Glass and Copper (and aluminum) infrastructure is a natural monopoly, similar to water service.
It was purely by chance IMHO that we ended up with Cable Co and Tel Co internet competing with each other in many locations in the US.
That was aided by the following:
Technology for TV over telephone wire really did not exist at the time
Telcos were not very interested in PayTV at the time
Technology for Telephone over Coax really did not exist at the time
Cable Co’s were not very interested in Telephone service at the time
Basically they were viewed as two very different businesses, with very different physical plant needs.
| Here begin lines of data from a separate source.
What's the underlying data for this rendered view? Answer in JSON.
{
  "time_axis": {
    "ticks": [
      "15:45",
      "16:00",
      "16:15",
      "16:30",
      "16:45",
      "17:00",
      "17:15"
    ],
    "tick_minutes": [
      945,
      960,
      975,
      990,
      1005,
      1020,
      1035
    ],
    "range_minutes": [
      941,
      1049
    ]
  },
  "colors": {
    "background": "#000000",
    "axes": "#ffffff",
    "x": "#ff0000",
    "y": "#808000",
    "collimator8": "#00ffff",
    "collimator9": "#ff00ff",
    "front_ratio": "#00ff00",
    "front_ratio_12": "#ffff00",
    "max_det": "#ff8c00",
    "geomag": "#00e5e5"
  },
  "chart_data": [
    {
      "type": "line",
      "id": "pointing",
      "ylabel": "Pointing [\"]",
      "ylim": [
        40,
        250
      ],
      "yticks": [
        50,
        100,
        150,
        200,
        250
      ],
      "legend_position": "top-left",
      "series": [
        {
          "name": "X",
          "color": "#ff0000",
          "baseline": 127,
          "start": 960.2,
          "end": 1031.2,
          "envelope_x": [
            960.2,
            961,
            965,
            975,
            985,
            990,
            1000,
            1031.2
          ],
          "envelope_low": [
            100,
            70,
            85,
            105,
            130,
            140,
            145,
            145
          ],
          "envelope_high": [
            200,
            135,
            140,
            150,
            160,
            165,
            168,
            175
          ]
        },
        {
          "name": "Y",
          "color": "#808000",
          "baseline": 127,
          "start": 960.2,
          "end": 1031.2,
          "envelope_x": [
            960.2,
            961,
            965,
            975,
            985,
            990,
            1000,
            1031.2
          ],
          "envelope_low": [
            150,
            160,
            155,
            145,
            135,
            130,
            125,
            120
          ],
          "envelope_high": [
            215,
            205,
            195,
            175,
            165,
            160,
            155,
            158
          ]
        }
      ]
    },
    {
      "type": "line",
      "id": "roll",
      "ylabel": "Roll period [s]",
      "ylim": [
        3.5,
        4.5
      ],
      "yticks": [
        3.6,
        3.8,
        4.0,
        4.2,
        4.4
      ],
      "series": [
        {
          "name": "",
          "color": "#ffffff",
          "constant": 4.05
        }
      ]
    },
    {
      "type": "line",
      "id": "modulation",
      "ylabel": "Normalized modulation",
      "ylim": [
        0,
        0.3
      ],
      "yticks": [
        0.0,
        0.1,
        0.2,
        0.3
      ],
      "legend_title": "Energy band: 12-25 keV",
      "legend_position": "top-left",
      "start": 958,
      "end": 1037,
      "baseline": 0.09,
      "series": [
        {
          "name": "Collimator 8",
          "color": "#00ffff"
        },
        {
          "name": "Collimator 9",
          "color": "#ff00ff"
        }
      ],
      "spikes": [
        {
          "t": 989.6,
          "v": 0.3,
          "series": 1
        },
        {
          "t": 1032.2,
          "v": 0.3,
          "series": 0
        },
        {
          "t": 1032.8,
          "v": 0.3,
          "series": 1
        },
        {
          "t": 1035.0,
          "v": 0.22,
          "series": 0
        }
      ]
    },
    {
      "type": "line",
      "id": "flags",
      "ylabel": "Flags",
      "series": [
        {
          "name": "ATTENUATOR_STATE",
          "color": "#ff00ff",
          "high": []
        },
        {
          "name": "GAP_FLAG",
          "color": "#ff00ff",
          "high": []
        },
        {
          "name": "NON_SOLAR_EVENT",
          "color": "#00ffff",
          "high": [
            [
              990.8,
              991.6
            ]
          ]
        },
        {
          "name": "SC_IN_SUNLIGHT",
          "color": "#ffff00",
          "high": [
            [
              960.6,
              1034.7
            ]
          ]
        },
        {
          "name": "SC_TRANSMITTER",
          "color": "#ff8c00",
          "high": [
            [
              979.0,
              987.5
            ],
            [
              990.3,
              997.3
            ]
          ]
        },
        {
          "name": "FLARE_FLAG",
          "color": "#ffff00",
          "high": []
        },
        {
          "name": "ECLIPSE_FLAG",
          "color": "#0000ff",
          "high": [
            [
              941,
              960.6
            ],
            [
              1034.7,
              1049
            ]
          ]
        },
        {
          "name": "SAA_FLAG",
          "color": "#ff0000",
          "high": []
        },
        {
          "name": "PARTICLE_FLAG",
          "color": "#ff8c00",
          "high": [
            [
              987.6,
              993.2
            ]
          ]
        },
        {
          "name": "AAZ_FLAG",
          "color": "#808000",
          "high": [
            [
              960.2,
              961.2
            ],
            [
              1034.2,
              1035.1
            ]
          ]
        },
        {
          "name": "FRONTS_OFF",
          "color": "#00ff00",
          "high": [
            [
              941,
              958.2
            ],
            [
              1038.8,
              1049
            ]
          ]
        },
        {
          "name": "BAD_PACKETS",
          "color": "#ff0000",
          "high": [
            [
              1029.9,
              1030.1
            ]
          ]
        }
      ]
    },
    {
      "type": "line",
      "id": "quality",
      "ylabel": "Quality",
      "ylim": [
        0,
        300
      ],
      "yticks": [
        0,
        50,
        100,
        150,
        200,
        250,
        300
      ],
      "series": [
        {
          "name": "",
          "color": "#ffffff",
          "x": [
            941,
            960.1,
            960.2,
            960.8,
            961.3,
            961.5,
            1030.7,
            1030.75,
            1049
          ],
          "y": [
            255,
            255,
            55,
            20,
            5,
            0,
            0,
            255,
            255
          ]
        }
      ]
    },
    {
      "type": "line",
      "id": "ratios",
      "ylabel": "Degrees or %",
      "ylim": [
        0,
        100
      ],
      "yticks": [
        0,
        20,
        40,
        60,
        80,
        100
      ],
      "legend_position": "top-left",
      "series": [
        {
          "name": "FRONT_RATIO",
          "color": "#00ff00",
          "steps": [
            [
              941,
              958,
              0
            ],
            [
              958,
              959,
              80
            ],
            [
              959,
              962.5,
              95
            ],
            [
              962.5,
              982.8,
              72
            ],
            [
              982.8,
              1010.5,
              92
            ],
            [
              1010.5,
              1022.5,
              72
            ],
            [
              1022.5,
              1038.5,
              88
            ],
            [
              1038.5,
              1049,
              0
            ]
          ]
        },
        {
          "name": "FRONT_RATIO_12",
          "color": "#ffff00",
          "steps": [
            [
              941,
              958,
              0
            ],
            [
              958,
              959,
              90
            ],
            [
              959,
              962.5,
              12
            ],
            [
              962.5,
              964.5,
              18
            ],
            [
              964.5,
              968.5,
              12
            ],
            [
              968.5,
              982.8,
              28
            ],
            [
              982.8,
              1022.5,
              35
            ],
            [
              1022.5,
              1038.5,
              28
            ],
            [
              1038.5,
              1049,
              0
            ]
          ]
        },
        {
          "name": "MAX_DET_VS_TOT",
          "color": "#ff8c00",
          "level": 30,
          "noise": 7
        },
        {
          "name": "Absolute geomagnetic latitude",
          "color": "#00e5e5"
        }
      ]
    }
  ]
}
Now both of them are primarily fiber based, with Coax or Telephone Wire (in many cases you can not even call it twisted pair) as the very last interconnect segment.
We can all agree with hind sight (and a lot of us at the time) that the Tel Co’s made some very stupid decisions. Perfect example being installing remote DLC/SLC units when the demand for analog dial tone skyrocketed, along with more copper in the ground/on poles in neighborhoods. At first this blocked ADSL deployment until remote DSLAMs were installed, then it turns out most were NOT close enough to enable VDSL2 or g.FAST for the majority of customers serviced by them. They were both “in the way” and “too far away” at the same time. If instead of the DLC/SLC units the Tel Cos had instead favored (with the correct tariffs) moving any residential customer who requested a second POTS line to ISDN BRI, they would have saved all of the physical plant work, which has turned out to be a horrible investment.
We learned a long time ago that water lines, sewer lines, and electric lines were natural monopolies, and should either have a municipal granted license, or should be run by the municipality.
The next generation last mile will almost have to be a similar structure for Layer 1 and a form of Layer 2, with Layer 3 and above services being sold by anyone who wants to provide the service. This will collapse Cable Co, Tel Co, and independent ISPs onto the same physical infrastructure. This will work well for dense locations of course.
Wireless ISPs, and LEO based ISPs will still of course have a major role to play for at least several decades if not more.
I also agree entirely that most consumers will “pay the ISP too much” for service they “don’t need”. I have worked with several people who were paying for Gigabit Cable Service, with 30Mbit upload, or in Spectrum territory, they had 400Mbit service with 20Mbit upload, and the “downgrade” was 200Mbit service with 10Mbit upload. Being as that was a single individual with very low upload needs beyond video meetings, I recommended he downgrade to the 200/10 service. In all cases, a proper WiFi network and wireless offloading has made far more difference vs upping the cable co speeds. My personal sweet spot right now is 100/20 business cable or 100/100 small business fiber (for the few spots that have GPON service in Tucson). The next tier of business cable is 200/20, and I find the extra 100Mbit download really does not change much. If it was 200/30 or 200/40, I would probably consider it.
None of the realities of current “needs” and “wants” really are going to change the financial need to consolidate physical networks. Unfortunately instead of it being a Layer1/2 provider and L3+ competition, most Internet networks in new developments around here are being deployed as physical layer and service monopolies. The home builder will make an alliance with Cox, Comcast, or CenturyLink, and then the others will not build out physical plant in the community.